*TASK GOAL*: Repeat every record below exactly, leaving out the pictures.

*MATERIAL SUPPLIED*:
****

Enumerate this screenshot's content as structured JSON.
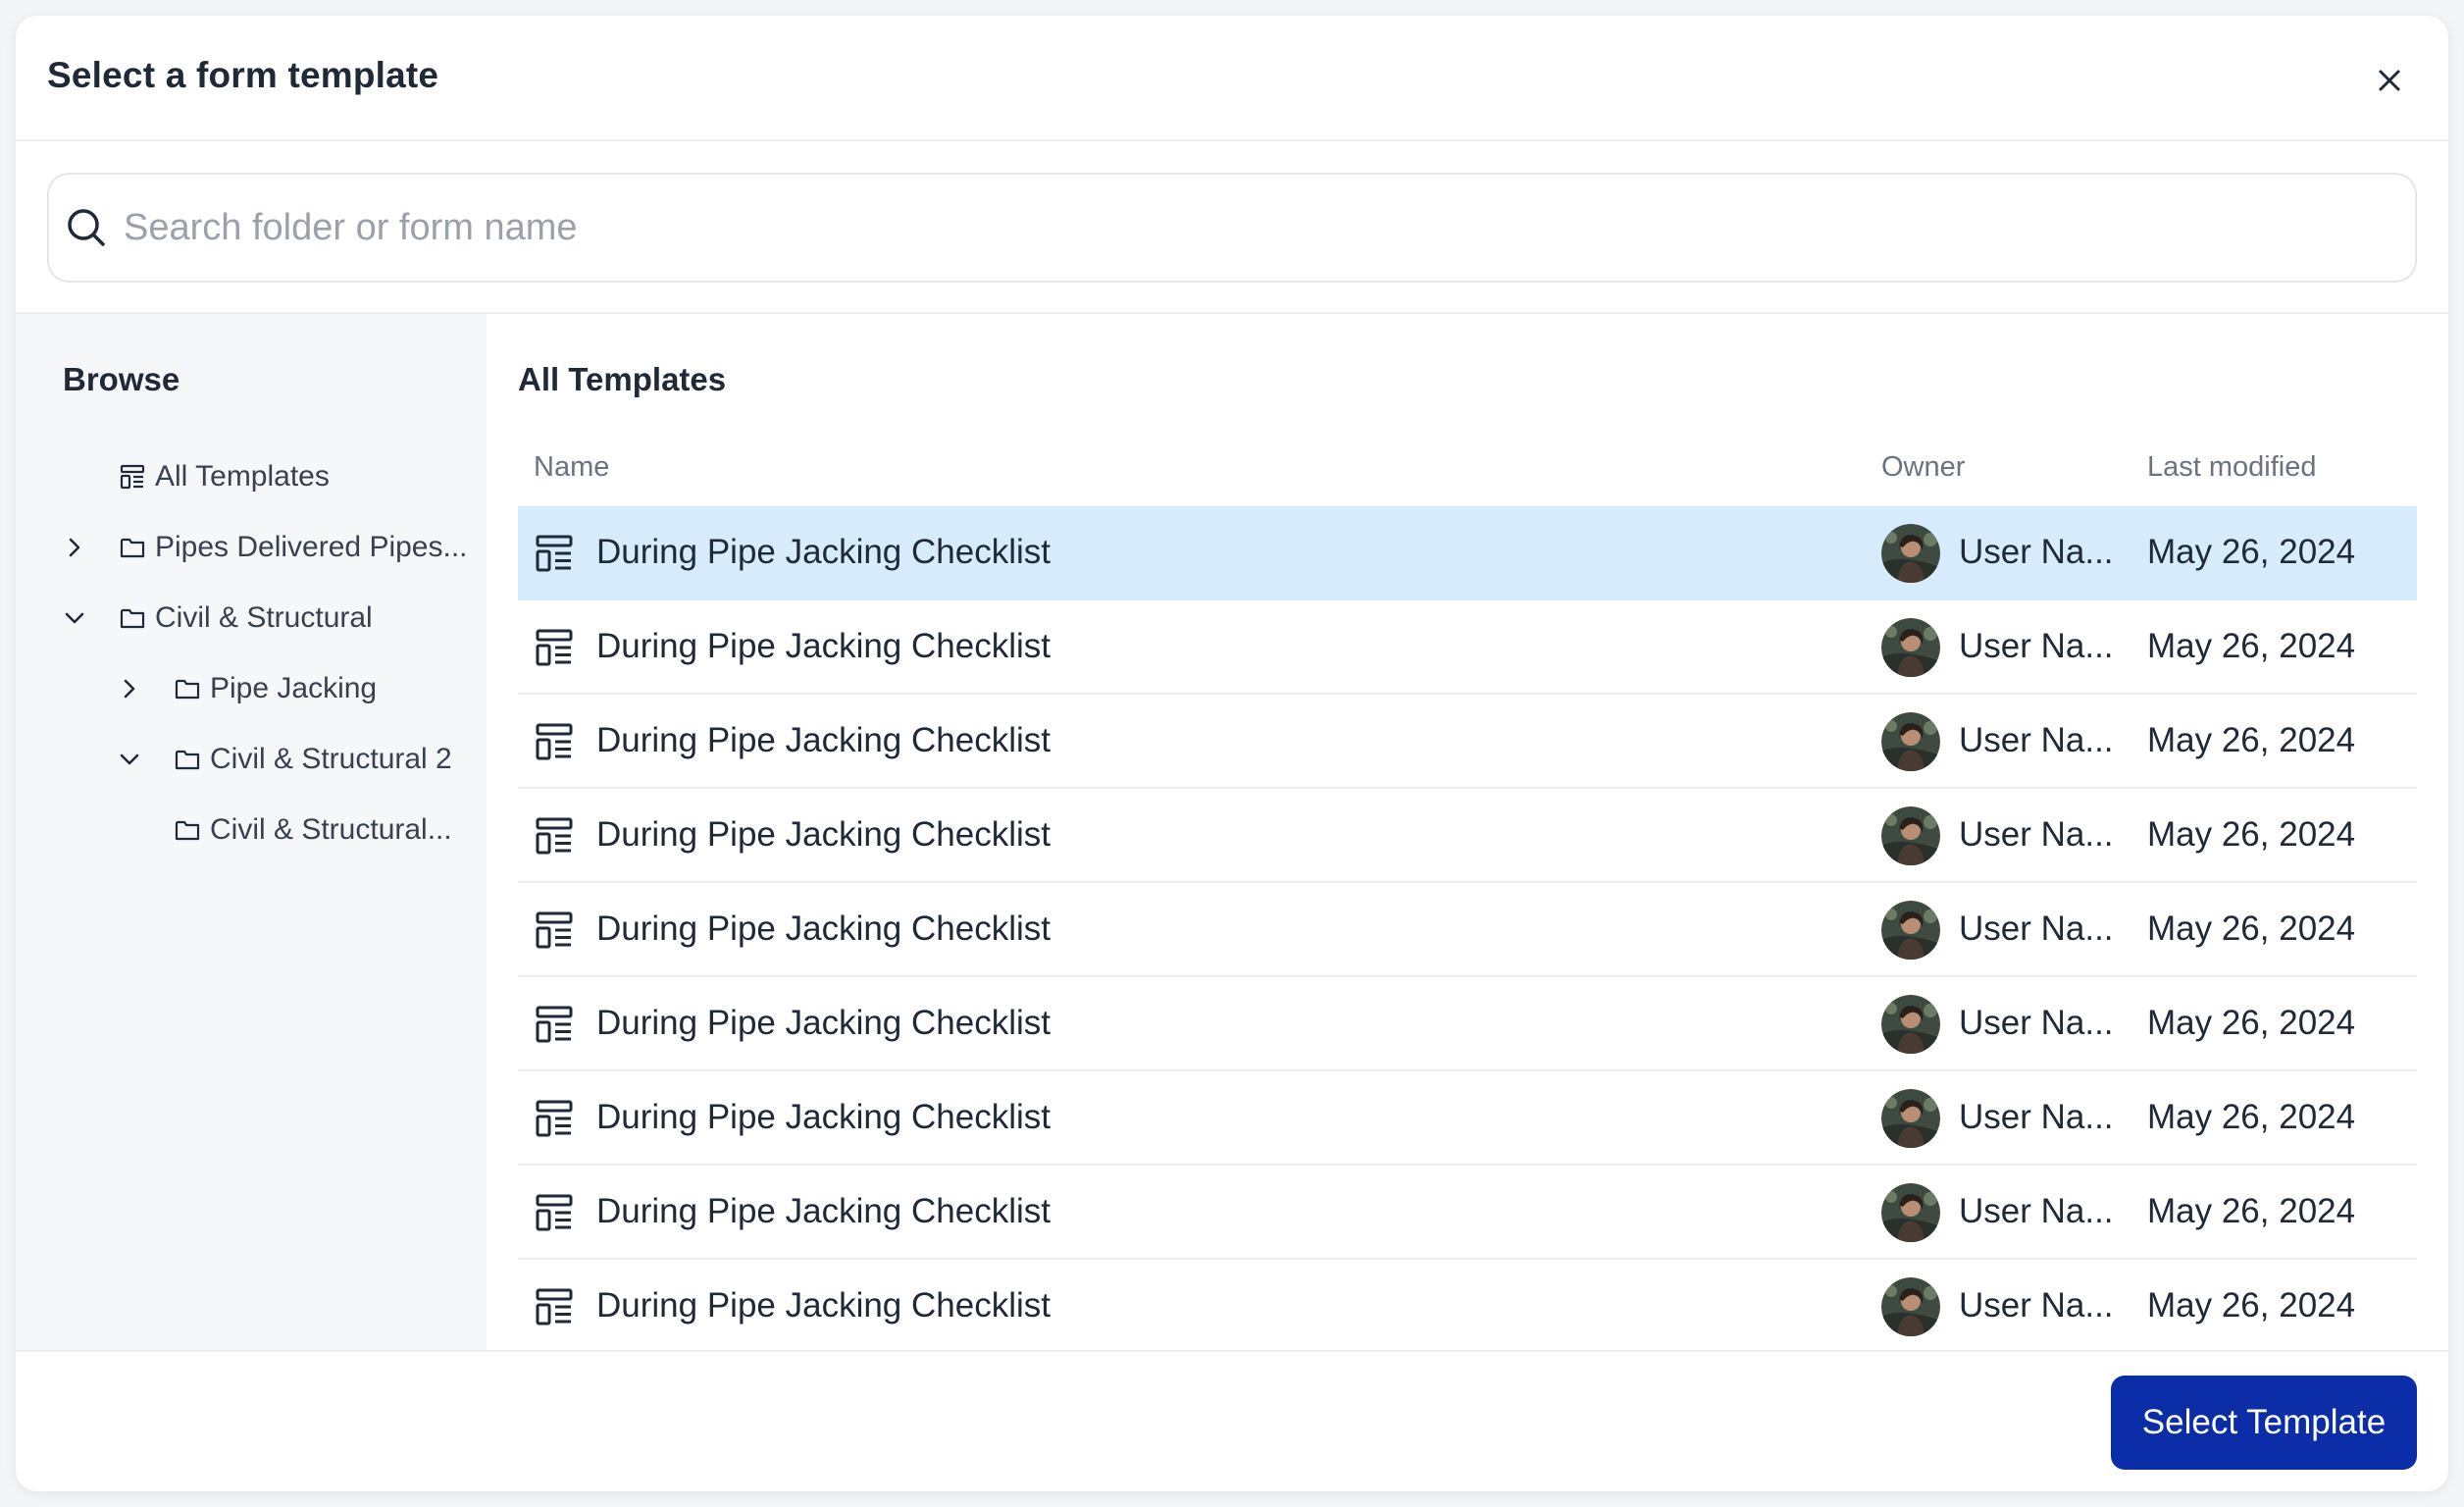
{
  "dialog": {
    "title": "Select a form template"
  },
  "search": {
    "placeholder": "Search folder or form name",
    "value": ""
  },
  "sidebar": {
    "title": "Browse",
    "items": [
      {
        "label": "All Templates",
        "icon": "form-template-icon",
        "chevron": "none",
        "level": 1
      },
      {
        "label": "Pipes Delivered Pipes...",
        "icon": "folder-icon",
        "chevron": "right",
        "level": 1
      },
      {
        "label": "Civil & Structural",
        "icon": "folder-icon",
        "chevron": "down",
        "level": 1
      },
      {
        "label": "Pipe Jacking",
        "icon": "folder-icon",
        "chevron": "right",
        "level": 2
      },
      {
        "label": "Civil & Structural 2",
        "icon": "folder-icon",
        "chevron": "down",
        "level": 2
      },
      {
        "label": "Civil & Structural...",
        "icon": "folder-icon",
        "chevron": "none",
        "level": 3
      }
    ]
  },
  "main": {
    "title": "All Templates",
    "columns": [
      "Name",
      "Owner",
      "Last modified"
    ],
    "rows": [
      {
        "name": "During Pipe Jacking Checklist",
        "owner": "User Na...",
        "modified": "May 26, 2024",
        "selected": true
      },
      {
        "name": "During Pipe Jacking Checklist",
        "owner": "User Na...",
        "modified": "May 26, 2024",
        "selected": false
      },
      {
        "name": "During Pipe Jacking Checklist",
        "owner": "User Na...",
        "modified": "May 26, 2024",
        "selected": false
      },
      {
        "name": "During Pipe Jacking Checklist",
        "owner": "User Na...",
        "modified": "May 26, 2024",
        "selected": false
      },
      {
        "name": "During Pipe Jacking Checklist",
        "owner": "User Na...",
        "modified": "May 26, 2024",
        "selected": false
      },
      {
        "name": "During Pipe Jacking Checklist",
        "owner": "User Na...",
        "modified": "May 26, 2024",
        "selected": false
      },
      {
        "name": "During Pipe Jacking Checklist",
        "owner": "User Na...",
        "modified": "May 26, 2024",
        "selected": false
      },
      {
        "name": "During Pipe Jacking Checklist",
        "owner": "User Na...",
        "modified": "May 26, 2024",
        "selected": false
      },
      {
        "name": "During Pipe Jacking Checklist",
        "owner": "User Na...",
        "modified": "May 26, 2024",
        "selected": false
      }
    ]
  },
  "footer": {
    "primary_label": "Select Template"
  },
  "colors": {
    "accent": "#0b2ea8",
    "selected_row": "#d6ecfd",
    "sidebar_bg": "#f6f7f9"
  }
}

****

*ANSWER FOR THE TASK*:
Enumerate this screenshot's content as structured JSON.
{
  "dialog": {
    "title": "Select a form template"
  },
  "search": {
    "placeholder": "Search folder or form name",
    "value": ""
  },
  "sidebar": {
    "title": "Browse",
    "items": [
      {
        "label": "All Templates",
        "icon": "form-template-icon",
        "chevron": "none",
        "level": 1
      },
      {
        "label": "Pipes Delivered Pipes...",
        "icon": "folder-icon",
        "chevron": "right",
        "level": 1
      },
      {
        "label": "Civil & Structural",
        "icon": "folder-icon",
        "chevron": "down",
        "level": 1
      },
      {
        "label": "Pipe Jacking",
        "icon": "folder-icon",
        "chevron": "right",
        "level": 2
      },
      {
        "label": "Civil & Structural 2",
        "icon": "folder-icon",
        "chevron": "down",
        "level": 2
      },
      {
        "label": "Civil & Structural...",
        "icon": "folder-icon",
        "chevron": "none",
        "level": 3
      }
    ]
  },
  "main": {
    "title": "All Templates",
    "columns": [
      "Name",
      "Owner",
      "Last modified"
    ],
    "rows": [
      {
        "name": "During Pipe Jacking Checklist",
        "owner": "User Na...",
        "modified": "May 26, 2024",
        "selected": true
      },
      {
        "name": "During Pipe Jacking Checklist",
        "owner": "User Na...",
        "modified": "May 26, 2024",
        "selected": false
      },
      {
        "name": "During Pipe Jacking Checklist",
        "owner": "User Na...",
        "modified": "May 26, 2024",
        "selected": false
      },
      {
        "name": "During Pipe Jacking Checklist",
        "owner": "User Na...",
        "modified": "May 26, 2024",
        "selected": false
      },
      {
        "name": "During Pipe Jacking Checklist",
        "owner": "User Na...",
        "modified": "May 26, 2024",
        "selected": false
      },
      {
        "name": "During Pipe Jacking Checklist",
        "owner": "User Na...",
        "modified": "May 26, 2024",
        "selected": false
      },
      {
        "name": "During Pipe Jacking Checklist",
        "owner": "User Na...",
        "modified": "May 26, 2024",
        "selected": false
      },
      {
        "name": "During Pipe Jacking Checklist",
        "owner": "User Na...",
        "modified": "May 26, 2024",
        "selected": false
      },
      {
        "name": "During Pipe Jacking Checklist",
        "owner": "User Na...",
        "modified": "May 26, 2024",
        "selected": false
      }
    ]
  },
  "footer": {
    "primary_label": "Select Template"
  },
  "colors": {
    "accent": "#0b2ea8",
    "selected_row": "#d6ecfd",
    "sidebar_bg": "#f6f7f9"
  }
}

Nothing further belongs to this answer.